Racial prejudice is not simply expressed through interpersonal bigotry, but it is a systemic issue that has been intentionally built into nearly all aspects of our lives. In housing, this has been true in redlining, the lapse of public housing, source of income discrimination, and countless other examples. But we have the power to undo these wrongs. Reversing racial inequity in disaster recovery is one place we can start.
The Texas General Land Office – Community Development and Revitalization (GLO-CDR) program has solicited feedback from elected officials representing areas that received a presidential disaster declaration. This was done in order to inform planning study topics for the Community Development Block Grant Mitigation (CDBG-MIT) program’s planning activities.
GLO-CDR’s planning studies provide a critical opportunity to assess disparate levels of disaster risk experienced by communities of color in our state, and GLO-CDR needs to prioritize planning to benefit the most vulnerable neighborhoods. The State must consciously address the existing deficits in order to remedy past practices that have disproportionately put people of color in harm’s way.

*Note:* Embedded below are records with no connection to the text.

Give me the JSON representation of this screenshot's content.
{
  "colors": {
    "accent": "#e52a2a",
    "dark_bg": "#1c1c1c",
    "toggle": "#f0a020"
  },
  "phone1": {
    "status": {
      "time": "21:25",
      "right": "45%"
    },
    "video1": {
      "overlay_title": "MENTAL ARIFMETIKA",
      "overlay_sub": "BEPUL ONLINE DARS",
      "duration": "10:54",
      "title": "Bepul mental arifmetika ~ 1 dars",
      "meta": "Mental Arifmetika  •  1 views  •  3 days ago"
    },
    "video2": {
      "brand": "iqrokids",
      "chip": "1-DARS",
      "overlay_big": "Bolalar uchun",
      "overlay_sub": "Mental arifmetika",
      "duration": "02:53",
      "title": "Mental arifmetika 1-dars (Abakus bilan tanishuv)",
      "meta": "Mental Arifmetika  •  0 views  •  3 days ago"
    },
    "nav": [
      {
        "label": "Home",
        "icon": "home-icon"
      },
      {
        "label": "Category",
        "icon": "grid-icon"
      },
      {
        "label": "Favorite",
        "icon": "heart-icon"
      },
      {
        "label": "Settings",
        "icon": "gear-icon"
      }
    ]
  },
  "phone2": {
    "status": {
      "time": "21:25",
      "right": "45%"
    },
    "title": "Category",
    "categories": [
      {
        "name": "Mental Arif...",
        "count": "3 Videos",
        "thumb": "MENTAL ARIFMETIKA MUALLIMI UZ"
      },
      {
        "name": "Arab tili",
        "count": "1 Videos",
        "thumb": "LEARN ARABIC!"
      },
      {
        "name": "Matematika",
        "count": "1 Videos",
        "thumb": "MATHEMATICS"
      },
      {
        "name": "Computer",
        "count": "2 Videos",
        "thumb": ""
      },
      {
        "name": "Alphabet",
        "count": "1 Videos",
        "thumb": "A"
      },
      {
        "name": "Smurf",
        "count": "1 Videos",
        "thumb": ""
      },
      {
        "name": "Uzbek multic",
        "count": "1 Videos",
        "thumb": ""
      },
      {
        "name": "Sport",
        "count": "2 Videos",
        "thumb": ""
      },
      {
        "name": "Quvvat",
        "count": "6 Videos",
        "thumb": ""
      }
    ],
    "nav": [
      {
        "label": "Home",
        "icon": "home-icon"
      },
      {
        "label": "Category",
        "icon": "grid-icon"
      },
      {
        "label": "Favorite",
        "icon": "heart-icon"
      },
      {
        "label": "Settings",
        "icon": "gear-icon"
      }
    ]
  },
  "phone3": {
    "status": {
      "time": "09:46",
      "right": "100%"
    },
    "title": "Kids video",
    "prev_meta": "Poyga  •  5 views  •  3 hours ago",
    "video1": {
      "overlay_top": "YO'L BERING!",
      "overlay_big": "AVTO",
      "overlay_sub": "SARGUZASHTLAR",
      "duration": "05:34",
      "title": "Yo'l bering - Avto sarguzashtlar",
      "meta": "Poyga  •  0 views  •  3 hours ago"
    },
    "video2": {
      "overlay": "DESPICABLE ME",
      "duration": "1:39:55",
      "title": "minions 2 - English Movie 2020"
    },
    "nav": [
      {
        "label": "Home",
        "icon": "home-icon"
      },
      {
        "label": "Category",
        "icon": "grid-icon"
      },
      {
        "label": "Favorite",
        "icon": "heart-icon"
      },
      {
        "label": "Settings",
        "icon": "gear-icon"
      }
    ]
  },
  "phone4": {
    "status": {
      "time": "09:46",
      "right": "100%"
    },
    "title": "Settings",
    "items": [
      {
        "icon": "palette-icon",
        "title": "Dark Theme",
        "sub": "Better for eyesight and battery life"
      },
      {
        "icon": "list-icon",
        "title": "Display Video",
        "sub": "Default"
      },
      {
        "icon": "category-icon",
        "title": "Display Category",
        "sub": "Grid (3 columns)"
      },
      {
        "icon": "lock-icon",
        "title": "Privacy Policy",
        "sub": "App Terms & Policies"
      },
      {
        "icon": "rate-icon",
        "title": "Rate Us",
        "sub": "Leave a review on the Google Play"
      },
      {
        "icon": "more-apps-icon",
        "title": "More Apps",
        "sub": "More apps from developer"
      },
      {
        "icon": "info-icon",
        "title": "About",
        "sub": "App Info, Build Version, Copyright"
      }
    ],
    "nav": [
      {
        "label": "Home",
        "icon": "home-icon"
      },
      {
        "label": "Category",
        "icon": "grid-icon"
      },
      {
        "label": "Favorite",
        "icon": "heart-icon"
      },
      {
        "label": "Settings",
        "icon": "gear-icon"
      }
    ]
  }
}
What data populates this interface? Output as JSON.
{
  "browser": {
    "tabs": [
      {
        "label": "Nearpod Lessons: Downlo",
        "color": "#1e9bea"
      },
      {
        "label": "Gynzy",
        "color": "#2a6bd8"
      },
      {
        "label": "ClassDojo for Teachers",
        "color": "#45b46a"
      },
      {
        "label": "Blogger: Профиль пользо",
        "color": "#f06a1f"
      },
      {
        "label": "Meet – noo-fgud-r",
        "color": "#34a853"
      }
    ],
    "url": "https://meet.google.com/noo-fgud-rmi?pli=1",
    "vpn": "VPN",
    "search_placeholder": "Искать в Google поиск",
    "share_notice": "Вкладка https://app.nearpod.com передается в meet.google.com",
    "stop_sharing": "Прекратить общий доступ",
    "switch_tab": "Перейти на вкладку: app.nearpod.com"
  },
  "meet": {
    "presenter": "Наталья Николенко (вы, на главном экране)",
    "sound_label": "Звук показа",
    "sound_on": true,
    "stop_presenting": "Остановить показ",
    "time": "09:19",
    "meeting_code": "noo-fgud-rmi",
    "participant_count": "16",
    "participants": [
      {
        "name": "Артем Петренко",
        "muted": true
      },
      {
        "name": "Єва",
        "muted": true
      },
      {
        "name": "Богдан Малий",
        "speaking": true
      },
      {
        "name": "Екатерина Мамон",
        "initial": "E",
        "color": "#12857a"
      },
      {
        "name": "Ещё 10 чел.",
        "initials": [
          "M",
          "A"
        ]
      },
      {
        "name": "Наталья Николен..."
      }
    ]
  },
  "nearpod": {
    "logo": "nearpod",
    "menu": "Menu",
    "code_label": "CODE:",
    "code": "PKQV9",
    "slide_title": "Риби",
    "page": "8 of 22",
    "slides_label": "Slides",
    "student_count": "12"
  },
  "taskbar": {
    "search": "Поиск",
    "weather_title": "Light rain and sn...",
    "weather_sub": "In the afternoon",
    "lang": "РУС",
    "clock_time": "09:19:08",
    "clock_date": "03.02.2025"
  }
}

Below is the letter we submitted in response to GLO-CDR’s current survey, providing specific recommendations for planning topics and explaining the need to address systemic racial inequity through these disaster mitigation planning studies.TexasHousers_Addressing-Systemic-Racial-Inequity-through-CDBG-MIT-Planning-and-Disaster-Mitigation-Activities